Entries taken from a collection
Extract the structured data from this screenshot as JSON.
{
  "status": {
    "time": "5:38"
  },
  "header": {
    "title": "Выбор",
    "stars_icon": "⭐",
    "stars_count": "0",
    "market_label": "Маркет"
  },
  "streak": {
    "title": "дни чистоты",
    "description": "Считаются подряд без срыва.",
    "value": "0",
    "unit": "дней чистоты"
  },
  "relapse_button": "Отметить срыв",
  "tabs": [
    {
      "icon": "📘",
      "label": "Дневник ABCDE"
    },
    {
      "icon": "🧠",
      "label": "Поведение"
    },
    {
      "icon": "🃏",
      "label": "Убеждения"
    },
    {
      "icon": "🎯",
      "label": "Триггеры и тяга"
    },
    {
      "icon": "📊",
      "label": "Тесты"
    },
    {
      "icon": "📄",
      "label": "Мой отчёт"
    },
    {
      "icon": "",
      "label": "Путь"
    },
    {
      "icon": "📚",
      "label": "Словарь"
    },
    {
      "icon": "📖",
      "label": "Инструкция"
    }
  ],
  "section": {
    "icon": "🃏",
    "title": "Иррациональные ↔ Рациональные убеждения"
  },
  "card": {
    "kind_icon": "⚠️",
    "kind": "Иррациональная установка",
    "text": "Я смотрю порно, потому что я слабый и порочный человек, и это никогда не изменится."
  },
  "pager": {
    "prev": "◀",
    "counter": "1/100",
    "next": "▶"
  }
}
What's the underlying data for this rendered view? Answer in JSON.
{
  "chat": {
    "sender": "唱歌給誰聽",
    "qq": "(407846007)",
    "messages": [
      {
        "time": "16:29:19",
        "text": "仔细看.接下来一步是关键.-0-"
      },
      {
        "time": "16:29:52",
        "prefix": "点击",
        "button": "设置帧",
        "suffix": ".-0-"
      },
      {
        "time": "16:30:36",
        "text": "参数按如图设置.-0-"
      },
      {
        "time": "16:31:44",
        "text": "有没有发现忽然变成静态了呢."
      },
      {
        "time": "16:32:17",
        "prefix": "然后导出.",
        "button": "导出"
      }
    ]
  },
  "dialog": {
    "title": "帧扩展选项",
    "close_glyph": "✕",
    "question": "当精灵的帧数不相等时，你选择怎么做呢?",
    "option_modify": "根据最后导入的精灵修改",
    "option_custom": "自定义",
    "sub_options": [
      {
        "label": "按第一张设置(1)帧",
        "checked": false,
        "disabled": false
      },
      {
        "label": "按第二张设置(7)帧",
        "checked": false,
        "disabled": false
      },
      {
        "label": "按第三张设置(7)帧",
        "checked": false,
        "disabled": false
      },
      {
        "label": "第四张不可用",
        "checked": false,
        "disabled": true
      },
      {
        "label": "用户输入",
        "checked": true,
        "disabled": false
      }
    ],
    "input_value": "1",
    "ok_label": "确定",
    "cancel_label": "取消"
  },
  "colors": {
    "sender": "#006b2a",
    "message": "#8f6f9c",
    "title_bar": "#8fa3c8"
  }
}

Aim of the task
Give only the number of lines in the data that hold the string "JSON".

Result for this task
2